Ghana has struck a deal with the International Monetary Fund aimed at stabilising its troubled economy.
The three-year deal follows months of talks prompted by the government's failure to meet targets on inflation, the budget deficit and growth.
The Ghanaian economy had been expanding at about 8% annually on the back of gold, cocoa and oil exports.
However, growth fell to 4.2% in 2014 as commodity prices fell and the currency depreciated.
The economic crisis has led to severe power shortages.
President John Dramani Mahama told parliament that he intended to fix the shortages, rather than "manage them".
Analysis: Akwasi Sarpong; BBC Africa
The IMF deal is a bitter bill for Ghana to swallow. People are eager to forget the harsh economic conditions of the 1980s under structural economic adjustment programmes.
This bailout is considered necessary for the restoration of investor confidence in a struggling economy beset by crippling electricity black-outs.
But President John Mahama's administration has a tough job ahead implementing austerity measures being prescribed by the IMF - a likely increase in fuel prices as a 17% petroleum tax is imposed, a freeze on hiring public sector workers and an end to costly energy subsidies.
Many Ghanaians will be asking the government tough questions about the use of taxes and revenue following the discovery of oil in recent years.
The IMF will provide Ghana with loans worth about $940m in instalments, beginning in April.
Joel Toujas-Bernate, head of the IMF's Africa division, said the short-term priority was to stabilise Ghana's economy.
Finance minister Seth Terkper said the agreement was expected to "make markets to react more positively" and encourage more support from donors.

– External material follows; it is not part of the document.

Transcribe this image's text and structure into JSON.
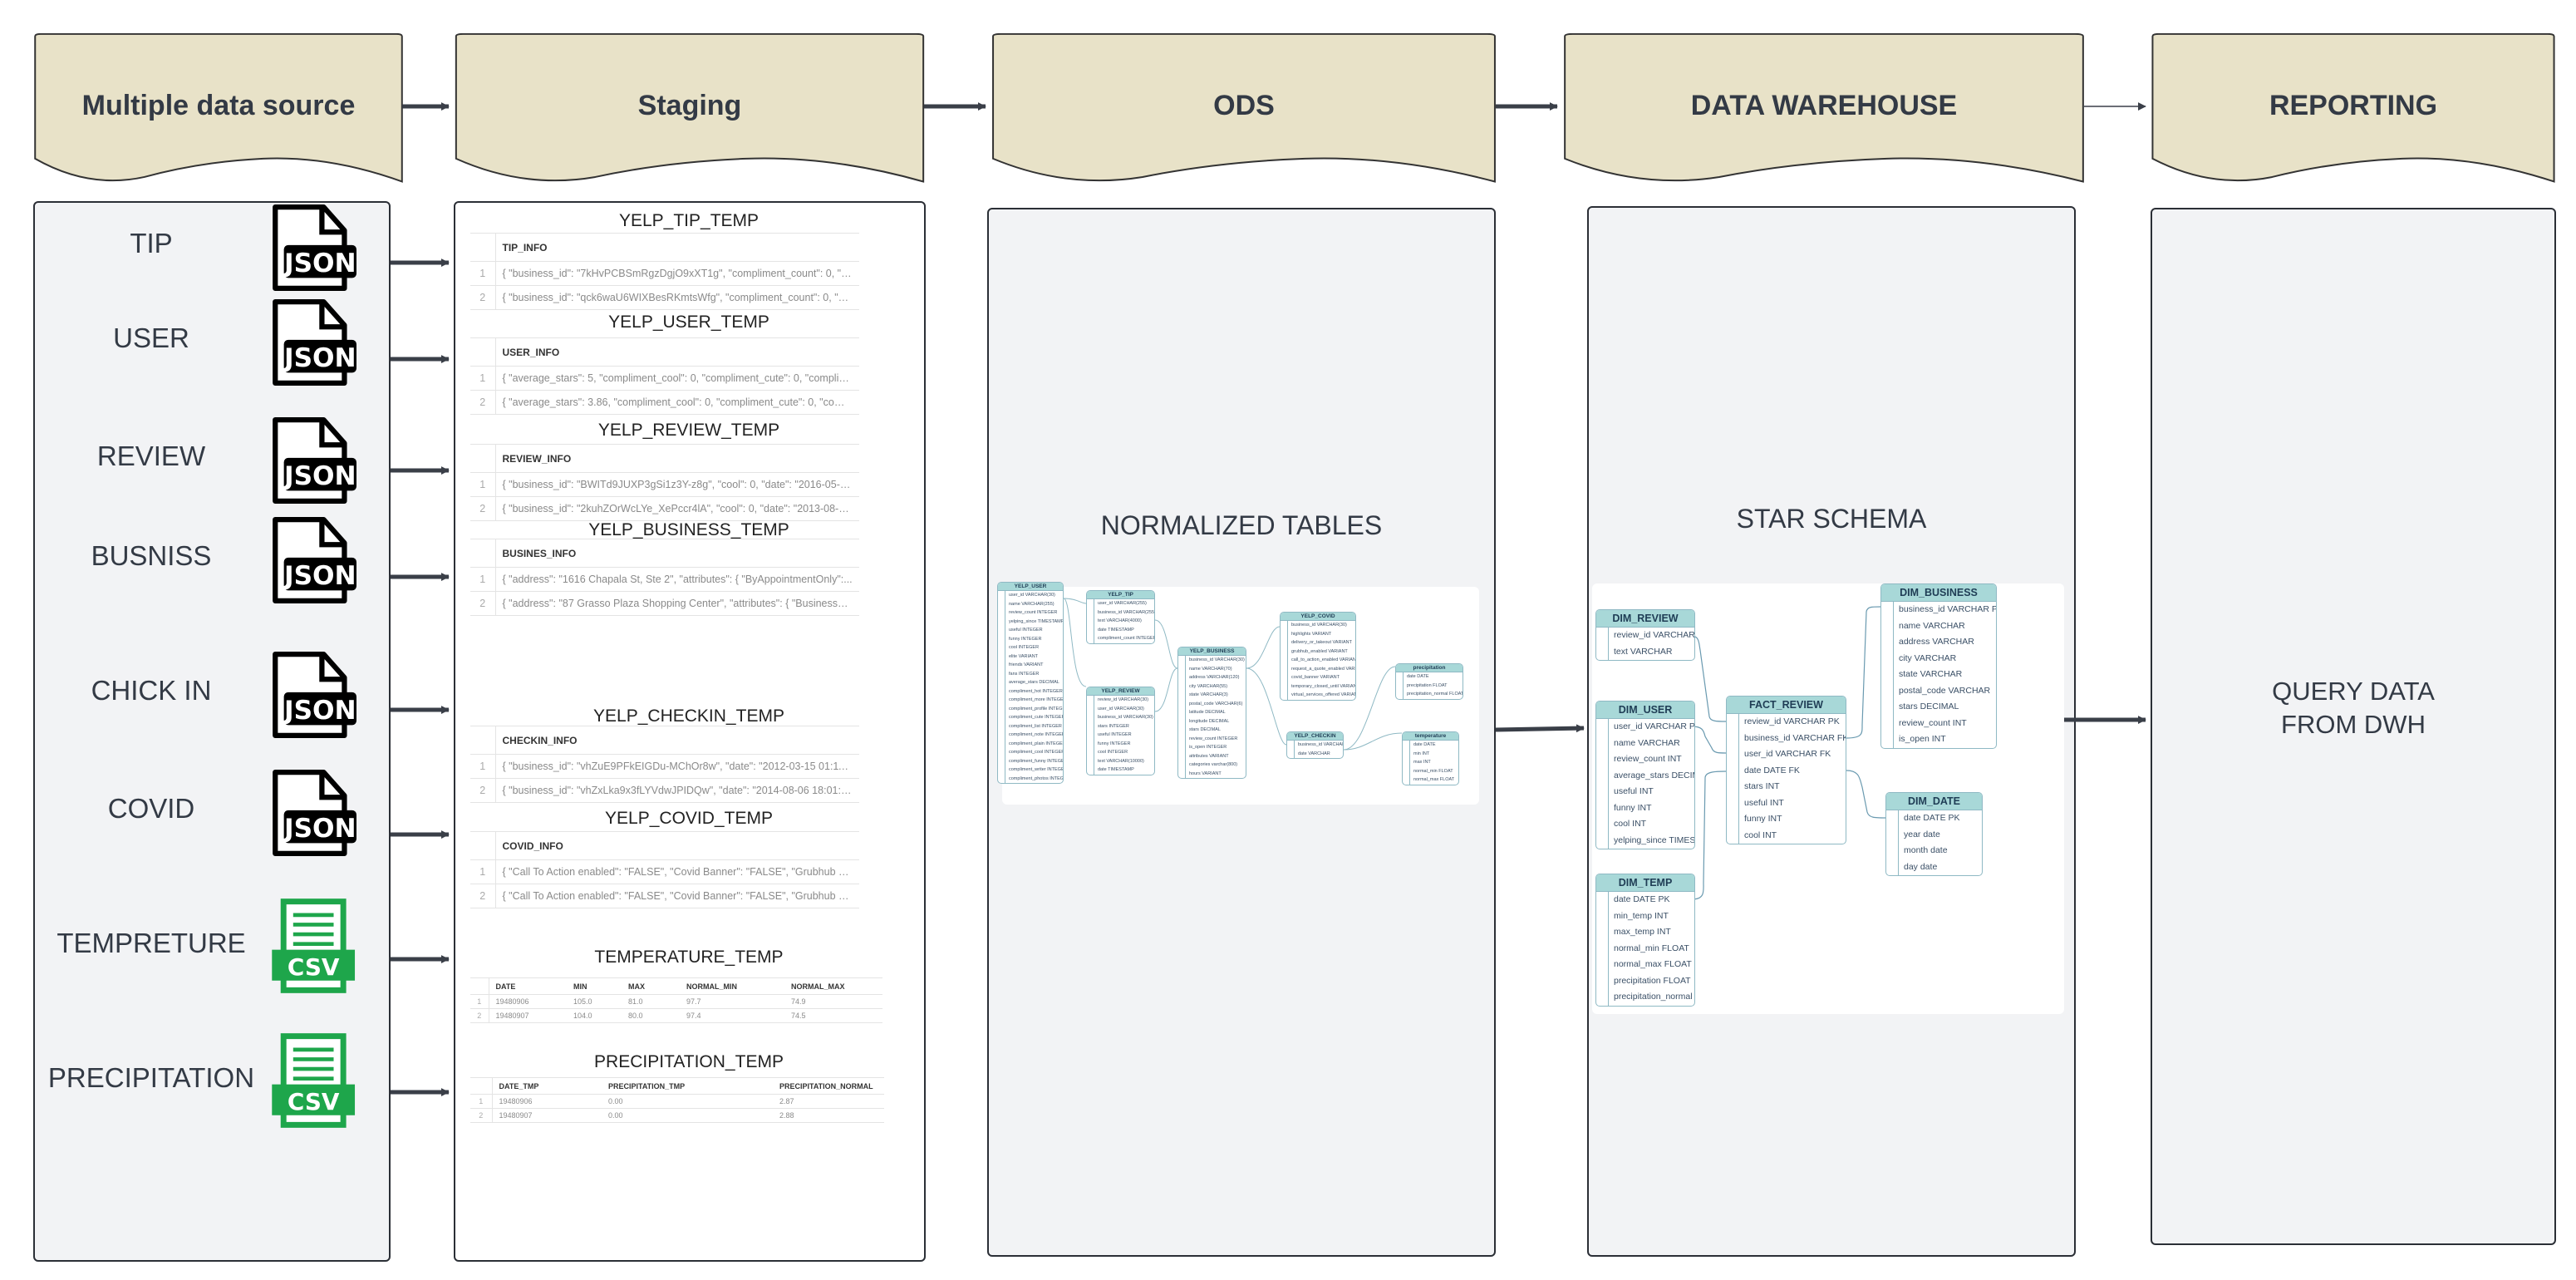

The IMF now expects inflation in Ghana to fall to between 11% and 12% by the end of the year.
Growth should come in at 3.5% in 2015, it said, rising to between 5% and 6% by 2017.